Required work:
Which lines of the data include the string "this"? List them all.

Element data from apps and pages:
--- --- ---

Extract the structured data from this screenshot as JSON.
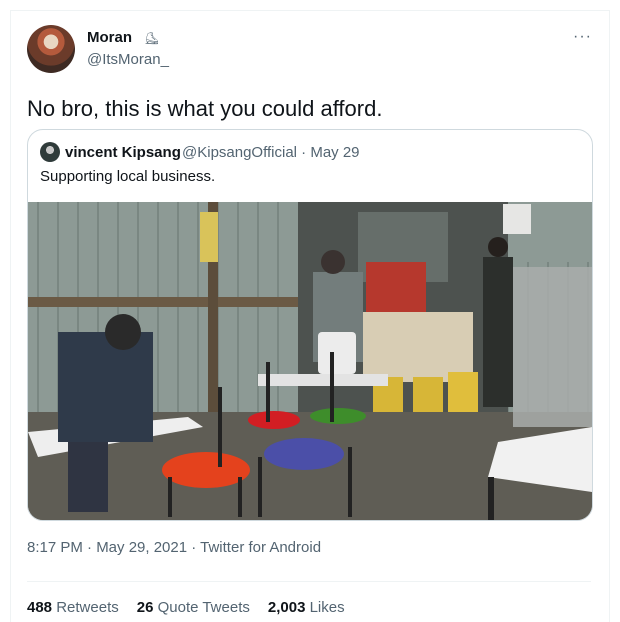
{
  "tweet": {
    "display_name": "Moran",
    "badge_icon": "verified-like-shoe-icon",
    "handle": "@ItsMoran_",
    "more_label": "···",
    "text": "No bro, this is what you could afford.",
    "timestamp": "8:17 PM · May 29, 2021 · Twitter for Android"
  },
  "quote": {
    "display_name": "vincent Kipsang",
    "handle_date": "@KipsangOfficial · May 29",
    "text": "Supporting local business."
  },
  "stats": {
    "retweets_count": "488",
    "retweets_label": "Retweets",
    "quotes_count": "26",
    "quotes_label": "Quote Tweets",
    "likes_count": "2,003",
    "likes_label": "Likes"
  }
}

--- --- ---

Problem solution:
Extract the structured data from this screenshot as JSON.
    "text": "No bro, this is what you could afford.",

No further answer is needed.